Satin nickel has a smooth, velvety appearance without any visible scratches. It is commonly applied to brass metal using electrolysis. Satin nickel can have different finishes, such as a dark matte or a semi-matte finish. It is the most common type of hardware used for homes and is less expensive than brushed nickel.
What should you know about Brushed Nickel?
A kind of nickel made with the help of a wire brush or any other tool similar to it, which will give a textured appearance. It will provide a lightly brushed warm metallic look and also a golden or brownish tint that will deliver a good appearance to the work piece. Brushed nickel is more expensive than satin nickel and is more common in commercial hardware. However, it requires more cleaning to maintain its natural appearance.
The Difference Between Satin Nickel and Brushed Nickel
The main difference between brushed nickel and satin nickel is how they are finished. Satin nickel is finished using an electrolysis process, while brushed nickel is finished using a brushing process. Brushed nickel has a more lustrous appearance than satin nickel, which has a duller appearance. Brushed nickel is also less expensive to manufacture than other types of plating.
- A brushed nickel finish is finally achieved with the help of a wire brush or any other tool which can create a smooth look. The process of electroplating is done by the hydrolysis technique of plating one metal onto another. The satin nickel fixtures are more expensive than the brushed nickel finish.
- Brushed nickel is a durable finish that can last for many years. It is easy to clean and does not leave fingerprint marks. It has a warm tone and does not shine as much as other nickel finishes, but it works well with a variety of styles and designs.

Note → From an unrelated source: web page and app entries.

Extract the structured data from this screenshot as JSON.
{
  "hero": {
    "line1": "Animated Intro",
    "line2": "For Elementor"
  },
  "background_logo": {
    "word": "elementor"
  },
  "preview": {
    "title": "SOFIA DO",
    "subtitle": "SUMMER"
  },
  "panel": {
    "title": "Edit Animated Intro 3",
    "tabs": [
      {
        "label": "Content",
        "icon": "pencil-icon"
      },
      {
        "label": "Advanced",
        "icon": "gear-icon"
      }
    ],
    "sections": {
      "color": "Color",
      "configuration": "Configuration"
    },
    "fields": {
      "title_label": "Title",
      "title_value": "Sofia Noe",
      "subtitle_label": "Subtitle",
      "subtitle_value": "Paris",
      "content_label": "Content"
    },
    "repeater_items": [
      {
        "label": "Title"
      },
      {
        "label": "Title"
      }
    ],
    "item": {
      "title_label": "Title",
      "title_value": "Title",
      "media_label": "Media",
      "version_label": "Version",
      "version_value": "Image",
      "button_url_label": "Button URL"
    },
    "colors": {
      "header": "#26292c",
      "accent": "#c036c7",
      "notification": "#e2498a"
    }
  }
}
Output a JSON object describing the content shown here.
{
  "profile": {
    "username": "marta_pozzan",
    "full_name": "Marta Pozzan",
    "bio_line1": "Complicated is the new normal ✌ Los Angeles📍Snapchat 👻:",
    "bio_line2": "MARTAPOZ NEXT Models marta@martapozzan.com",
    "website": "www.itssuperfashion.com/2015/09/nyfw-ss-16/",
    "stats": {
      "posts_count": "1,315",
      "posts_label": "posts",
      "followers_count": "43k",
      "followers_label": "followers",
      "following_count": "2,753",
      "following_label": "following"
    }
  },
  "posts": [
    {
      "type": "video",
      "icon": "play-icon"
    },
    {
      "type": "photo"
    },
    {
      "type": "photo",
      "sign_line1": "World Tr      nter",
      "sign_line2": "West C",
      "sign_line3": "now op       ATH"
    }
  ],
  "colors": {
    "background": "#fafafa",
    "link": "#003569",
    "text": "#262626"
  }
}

- Satin nickel has a dull appearance and does not show fingerprints, water spots, or other marks. It does not need to be cleaned as often as other finishes. Satin nickel is commonly used on zinc or brass faucets, electronic locks, and door levers.
But brushed nickel can show marks easily because of its matte finish. Regular maintenance and cleaning are required to maintain its natural appearance and to enhance the life of the product. Compared to satin nickel, brushed nickel can be used in bathroom fittings, cabinets of the kitchen, in many parts of the machine, and door pulls.